Collaborations between groups - Engage@EMU, the GameAbove EMU alumni group, Ypsilanti school district employees, Washtenaw’s Office of Community and Economic Development, and Comcast’ Internet Essentials program - has allowed for six months of free internet service to be available to 400 families in the area.
Donations to the district through Ann Arbor Community Foundation and Washtenaw County are going into this project for some additional funding.
Decky Alexander, a professor at EMU and director of academic programs at Engage@EMU, said the project began by conducting a phone survey to see how many people did or did not have reliable internet access. After receiving hundreds of responses, it was concluded that 50% of recipients didn’t have reliable internet in their homes. Thus the project took off to battle this technological disparity in the community.
“This project is for families/students that go to Ypsilanti Community Schools, and the number is based upon those who responded to their survey on internet access,” Alexander said. “Engage@EMU is helping to project manage this by training staff on how to assist with enrolling families, communicating with Comcast, keeping track of those who have enrolled and circling back to those who have not.”
Comcast offered two free months to new customers and waived some of the qualifications for the IE program in order to combat some of the drastic changes resulting from the COVID-19 outbreak.
YCS Superintendent Alena Zachery-Ross said there have been some challenges but the teams involved in this project are working hard to find continuous solutions moving forward.

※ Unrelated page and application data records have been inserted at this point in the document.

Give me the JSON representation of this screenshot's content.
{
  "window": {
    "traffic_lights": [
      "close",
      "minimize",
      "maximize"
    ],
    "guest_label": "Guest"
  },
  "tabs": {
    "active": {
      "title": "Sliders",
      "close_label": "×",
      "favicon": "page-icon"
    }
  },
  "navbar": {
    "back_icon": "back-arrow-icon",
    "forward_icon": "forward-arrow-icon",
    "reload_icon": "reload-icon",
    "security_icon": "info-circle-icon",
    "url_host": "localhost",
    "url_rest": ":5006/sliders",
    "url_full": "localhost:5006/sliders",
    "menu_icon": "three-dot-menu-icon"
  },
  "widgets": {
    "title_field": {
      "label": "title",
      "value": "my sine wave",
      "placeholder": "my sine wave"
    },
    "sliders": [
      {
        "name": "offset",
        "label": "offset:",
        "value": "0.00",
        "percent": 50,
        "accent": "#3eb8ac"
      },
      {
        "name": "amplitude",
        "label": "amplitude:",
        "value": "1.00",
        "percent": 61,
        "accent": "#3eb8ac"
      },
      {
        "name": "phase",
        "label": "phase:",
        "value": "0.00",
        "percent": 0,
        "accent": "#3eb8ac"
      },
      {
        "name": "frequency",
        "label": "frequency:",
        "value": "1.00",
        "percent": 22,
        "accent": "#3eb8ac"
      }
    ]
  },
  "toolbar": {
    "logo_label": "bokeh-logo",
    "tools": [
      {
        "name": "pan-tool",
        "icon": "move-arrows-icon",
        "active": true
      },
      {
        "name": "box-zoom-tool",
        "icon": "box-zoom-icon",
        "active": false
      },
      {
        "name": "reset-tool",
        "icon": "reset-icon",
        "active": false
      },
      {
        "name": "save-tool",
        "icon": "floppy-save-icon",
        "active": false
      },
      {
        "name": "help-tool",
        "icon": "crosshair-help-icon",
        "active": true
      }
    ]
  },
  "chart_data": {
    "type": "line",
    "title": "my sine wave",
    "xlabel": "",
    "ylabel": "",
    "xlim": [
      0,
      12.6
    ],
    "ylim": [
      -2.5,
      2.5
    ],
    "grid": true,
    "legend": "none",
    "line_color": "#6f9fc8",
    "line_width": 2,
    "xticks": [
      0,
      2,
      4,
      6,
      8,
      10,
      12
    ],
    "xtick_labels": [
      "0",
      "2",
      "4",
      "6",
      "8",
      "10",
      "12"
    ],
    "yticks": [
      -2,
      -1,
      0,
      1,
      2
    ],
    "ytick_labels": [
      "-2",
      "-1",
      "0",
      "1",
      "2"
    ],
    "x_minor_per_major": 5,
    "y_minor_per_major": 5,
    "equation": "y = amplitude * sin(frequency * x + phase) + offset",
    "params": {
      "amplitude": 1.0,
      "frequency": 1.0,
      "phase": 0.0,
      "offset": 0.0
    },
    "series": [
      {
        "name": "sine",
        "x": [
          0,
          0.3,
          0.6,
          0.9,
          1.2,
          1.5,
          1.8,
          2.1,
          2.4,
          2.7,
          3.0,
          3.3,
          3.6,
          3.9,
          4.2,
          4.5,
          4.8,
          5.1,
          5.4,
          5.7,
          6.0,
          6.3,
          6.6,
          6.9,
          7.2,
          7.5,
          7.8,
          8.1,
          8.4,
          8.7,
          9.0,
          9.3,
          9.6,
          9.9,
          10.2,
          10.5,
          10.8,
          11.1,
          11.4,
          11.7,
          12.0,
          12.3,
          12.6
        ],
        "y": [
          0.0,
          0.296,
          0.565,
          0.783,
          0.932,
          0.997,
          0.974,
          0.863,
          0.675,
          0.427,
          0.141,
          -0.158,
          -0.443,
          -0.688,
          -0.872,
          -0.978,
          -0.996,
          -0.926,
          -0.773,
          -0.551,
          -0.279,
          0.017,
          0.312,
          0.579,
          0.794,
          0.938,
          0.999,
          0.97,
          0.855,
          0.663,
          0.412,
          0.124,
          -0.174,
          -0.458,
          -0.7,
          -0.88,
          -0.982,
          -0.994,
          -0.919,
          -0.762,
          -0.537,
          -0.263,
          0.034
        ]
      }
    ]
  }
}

“The district continues to solicit funds to provide our students who are in need with one full year of internet access,” Zachery-Ross said.
According to Zachery-Ross some obstacles have arose, such as constantly battling the digital divide that has grown since the community has switched to remote learning.
It has also taken a significant amount of time to connect families with Comcast, especially the most vulnerable families in the district. Providing access to the homeless population has been difficult but the staff have countered this issue by providing WiFi hotspots.
Finding funds hasn’t been easy, requiring the staff to write grants and leverage community resources, according to Zachery-Ross.
However, despite the challenges, there have also been many positive outcomes from the project.
“The program has provided our students and families who were most in need of a program that they were unable to afford on their own in the middle of this crisis when hard financial decisions have had to be made,” Zachery-Ross said.
Zachery-Ross said that although the digital divide is not completely diminished, this project is starting to level the playing field in the school district.
Volunteers on this project have come together to offer help during an unanticipated pandemic that has disrupted daily life drastically.
“Our students are now able to take advantage of the devices we have distributed,” Zachery-Ross said. “Our students are learning 21st Century tech skills such as zoom, Google Classroom, and other tools that support their learning from our exceptional classroom teachers.”
Stay safe and healthy, and don’t hesitate to reach out in your community for help.